_TASK INPUT_:
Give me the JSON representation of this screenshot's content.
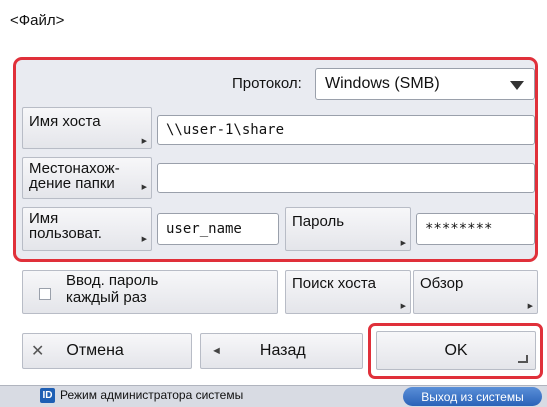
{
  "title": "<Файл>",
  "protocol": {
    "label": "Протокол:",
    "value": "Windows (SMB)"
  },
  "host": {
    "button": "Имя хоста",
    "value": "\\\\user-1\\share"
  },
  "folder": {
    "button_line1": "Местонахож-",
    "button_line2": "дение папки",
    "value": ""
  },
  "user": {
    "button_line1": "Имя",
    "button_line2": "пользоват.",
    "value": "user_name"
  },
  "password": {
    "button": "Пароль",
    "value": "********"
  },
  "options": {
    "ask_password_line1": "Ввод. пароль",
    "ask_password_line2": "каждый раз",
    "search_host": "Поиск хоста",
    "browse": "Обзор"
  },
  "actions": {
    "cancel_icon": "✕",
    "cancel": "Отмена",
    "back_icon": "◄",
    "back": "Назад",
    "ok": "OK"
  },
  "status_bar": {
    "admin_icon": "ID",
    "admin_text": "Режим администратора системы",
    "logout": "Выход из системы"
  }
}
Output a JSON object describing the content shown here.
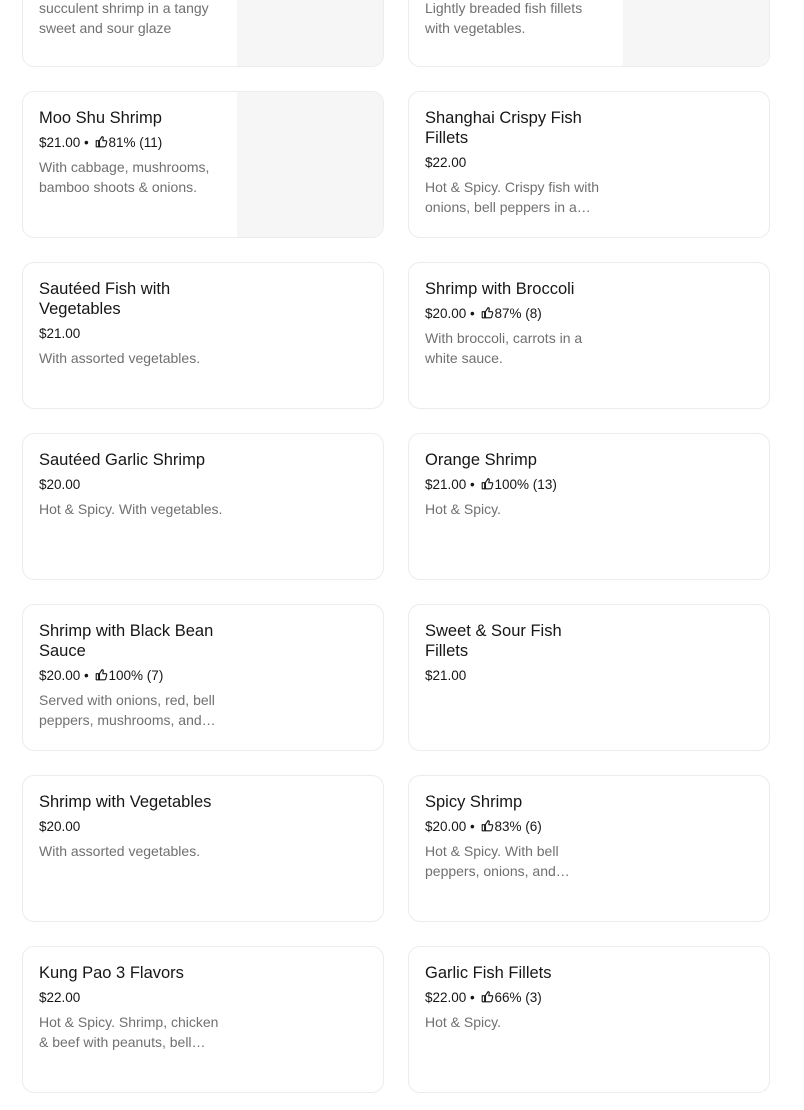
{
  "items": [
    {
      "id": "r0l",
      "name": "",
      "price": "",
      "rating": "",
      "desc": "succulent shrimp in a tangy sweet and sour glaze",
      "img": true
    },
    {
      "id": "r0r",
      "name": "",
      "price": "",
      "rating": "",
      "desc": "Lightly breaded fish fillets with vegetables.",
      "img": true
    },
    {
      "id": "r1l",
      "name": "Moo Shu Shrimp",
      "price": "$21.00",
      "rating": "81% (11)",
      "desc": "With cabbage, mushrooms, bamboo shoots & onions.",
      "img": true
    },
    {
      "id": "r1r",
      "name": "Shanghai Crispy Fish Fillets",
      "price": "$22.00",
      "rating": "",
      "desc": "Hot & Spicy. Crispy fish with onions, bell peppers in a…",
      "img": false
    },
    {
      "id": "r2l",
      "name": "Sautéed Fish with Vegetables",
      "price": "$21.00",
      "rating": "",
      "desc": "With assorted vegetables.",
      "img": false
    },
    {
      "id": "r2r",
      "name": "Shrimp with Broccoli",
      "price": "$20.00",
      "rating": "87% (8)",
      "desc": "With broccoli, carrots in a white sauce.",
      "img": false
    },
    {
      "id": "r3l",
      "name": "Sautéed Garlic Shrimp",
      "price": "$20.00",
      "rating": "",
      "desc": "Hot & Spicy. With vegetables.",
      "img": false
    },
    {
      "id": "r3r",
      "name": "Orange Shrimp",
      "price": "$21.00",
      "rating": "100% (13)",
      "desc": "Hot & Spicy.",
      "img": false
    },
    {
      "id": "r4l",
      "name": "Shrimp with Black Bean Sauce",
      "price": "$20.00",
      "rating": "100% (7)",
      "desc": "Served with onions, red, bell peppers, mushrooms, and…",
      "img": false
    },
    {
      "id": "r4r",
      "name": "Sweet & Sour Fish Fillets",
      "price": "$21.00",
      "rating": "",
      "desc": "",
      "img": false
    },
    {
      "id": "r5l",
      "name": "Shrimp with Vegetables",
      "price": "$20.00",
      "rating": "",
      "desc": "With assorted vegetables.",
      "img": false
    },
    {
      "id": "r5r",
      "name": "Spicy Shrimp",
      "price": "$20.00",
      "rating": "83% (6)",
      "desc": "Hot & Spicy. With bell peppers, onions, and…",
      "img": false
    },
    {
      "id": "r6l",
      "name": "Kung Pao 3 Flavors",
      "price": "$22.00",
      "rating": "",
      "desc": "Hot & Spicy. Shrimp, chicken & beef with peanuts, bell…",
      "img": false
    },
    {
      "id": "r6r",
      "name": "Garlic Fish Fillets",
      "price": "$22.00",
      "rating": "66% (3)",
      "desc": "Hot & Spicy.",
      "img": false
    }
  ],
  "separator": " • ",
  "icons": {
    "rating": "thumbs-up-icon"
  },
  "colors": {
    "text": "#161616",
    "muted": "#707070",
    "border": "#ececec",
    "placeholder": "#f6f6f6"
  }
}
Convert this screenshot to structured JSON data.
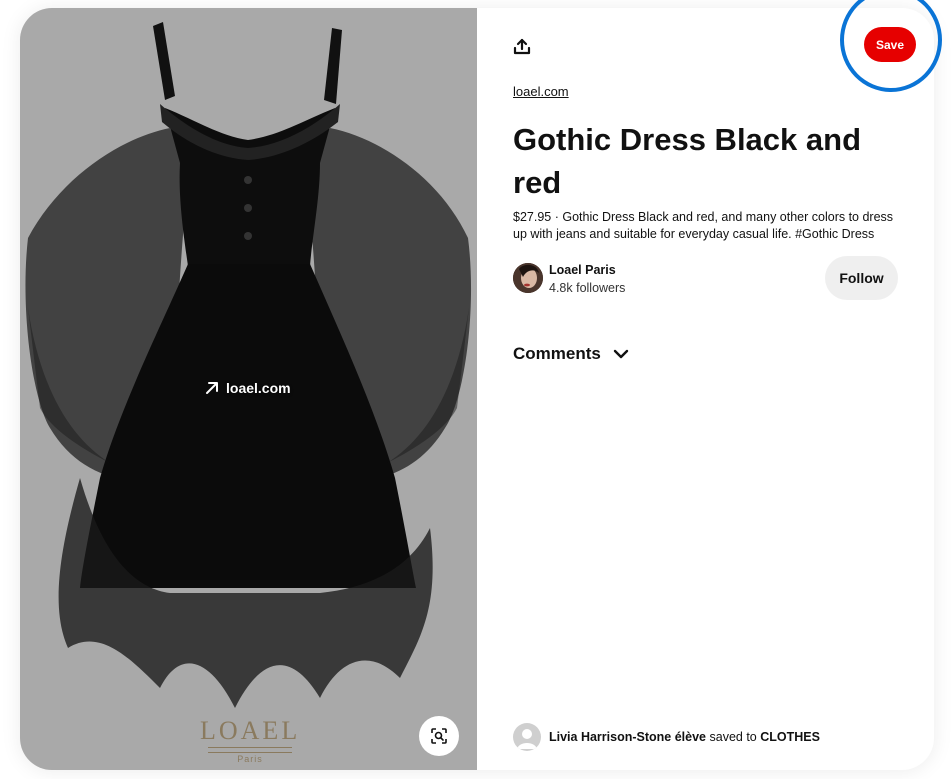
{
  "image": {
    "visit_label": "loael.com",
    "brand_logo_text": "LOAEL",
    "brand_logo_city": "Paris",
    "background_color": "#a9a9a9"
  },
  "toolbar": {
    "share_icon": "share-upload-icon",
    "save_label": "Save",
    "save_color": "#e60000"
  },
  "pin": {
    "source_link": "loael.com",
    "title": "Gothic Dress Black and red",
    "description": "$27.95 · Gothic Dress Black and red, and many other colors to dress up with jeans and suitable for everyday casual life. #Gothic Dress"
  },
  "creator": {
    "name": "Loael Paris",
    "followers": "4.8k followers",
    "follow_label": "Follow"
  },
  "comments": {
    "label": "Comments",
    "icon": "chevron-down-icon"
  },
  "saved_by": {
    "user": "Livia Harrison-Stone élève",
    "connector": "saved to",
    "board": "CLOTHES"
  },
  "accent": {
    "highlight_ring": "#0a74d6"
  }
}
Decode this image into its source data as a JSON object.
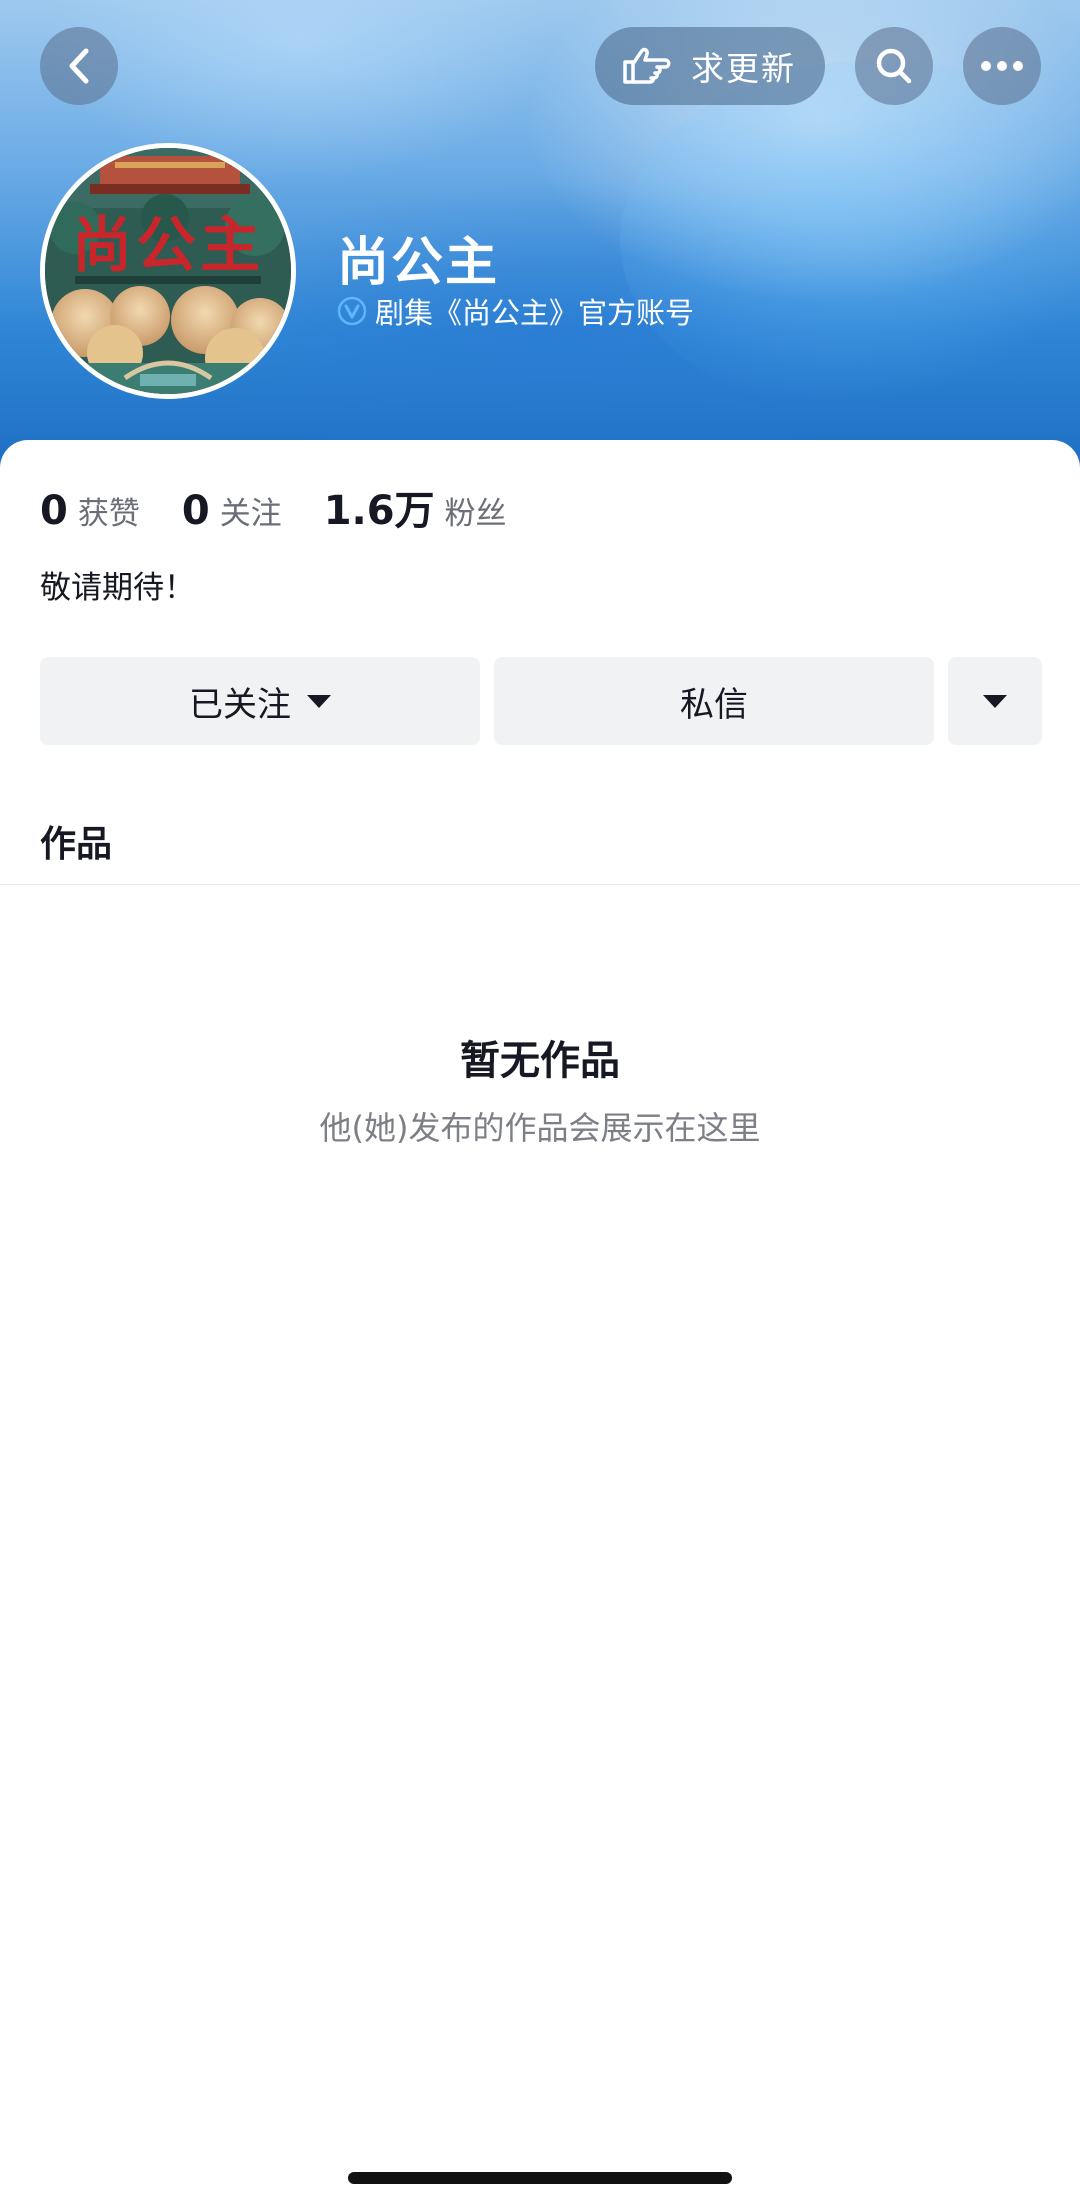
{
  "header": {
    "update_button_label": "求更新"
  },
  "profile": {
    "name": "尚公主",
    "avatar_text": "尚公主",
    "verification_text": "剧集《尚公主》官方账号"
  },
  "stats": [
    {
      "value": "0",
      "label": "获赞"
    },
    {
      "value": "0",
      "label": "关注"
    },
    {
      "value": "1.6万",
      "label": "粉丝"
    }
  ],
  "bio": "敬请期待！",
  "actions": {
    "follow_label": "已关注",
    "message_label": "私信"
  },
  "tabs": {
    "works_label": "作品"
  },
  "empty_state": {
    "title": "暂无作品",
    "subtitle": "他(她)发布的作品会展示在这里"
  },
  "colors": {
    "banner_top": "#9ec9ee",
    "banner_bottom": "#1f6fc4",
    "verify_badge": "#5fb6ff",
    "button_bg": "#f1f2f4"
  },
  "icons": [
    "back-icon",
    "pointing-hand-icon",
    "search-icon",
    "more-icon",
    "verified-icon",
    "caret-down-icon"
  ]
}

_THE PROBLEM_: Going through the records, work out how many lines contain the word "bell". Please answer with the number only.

_WRITTEN SOLUTION_: 4